▶ SOURCE RECORDS
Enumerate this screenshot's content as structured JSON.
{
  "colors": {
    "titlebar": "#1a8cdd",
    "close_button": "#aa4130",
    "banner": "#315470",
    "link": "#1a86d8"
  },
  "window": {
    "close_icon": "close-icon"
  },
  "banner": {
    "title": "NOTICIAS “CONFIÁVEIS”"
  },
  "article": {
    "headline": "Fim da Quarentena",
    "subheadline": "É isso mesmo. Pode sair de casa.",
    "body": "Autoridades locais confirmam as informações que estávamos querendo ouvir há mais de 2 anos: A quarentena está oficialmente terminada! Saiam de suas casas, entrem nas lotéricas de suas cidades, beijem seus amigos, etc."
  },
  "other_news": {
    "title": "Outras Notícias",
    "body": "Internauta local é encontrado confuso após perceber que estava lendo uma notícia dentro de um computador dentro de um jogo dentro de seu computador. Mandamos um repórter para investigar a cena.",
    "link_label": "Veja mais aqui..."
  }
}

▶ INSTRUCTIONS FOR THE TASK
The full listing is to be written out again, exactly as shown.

▶ RESPONSE
Enumerate this screenshot's content as structured JSON.
{
  "colors": {
    "titlebar": "#1a8cdd",
    "close_button": "#aa4130",
    "banner": "#315470",
    "link": "#1a86d8"
  },
  "window": {
    "close_icon": "close-icon"
  },
  "banner": {
    "title": "NOTICIAS “CONFIÁVEIS”"
  },
  "article": {
    "headline": "Fim da Quarentena",
    "subheadline": "É isso mesmo. Pode sair de casa.",
    "body": "Autoridades locais confirmam as informações que estávamos querendo ouvir há mais de 2 anos: A quarentena está oficialmente terminada! Saiam de suas casas, entrem nas lotéricas de suas cidades, beijem seus amigos, etc."
  },
  "other_news": {
    "title": "Outras Notícias",
    "body": "Internauta local é encontrado confuso após perceber que estava lendo uma notícia dentro de um computador dentro de um jogo dentro de seu computador. Mandamos um repórter para investigar a cena.",
    "link_label": "Veja mais aqui..."
  }
}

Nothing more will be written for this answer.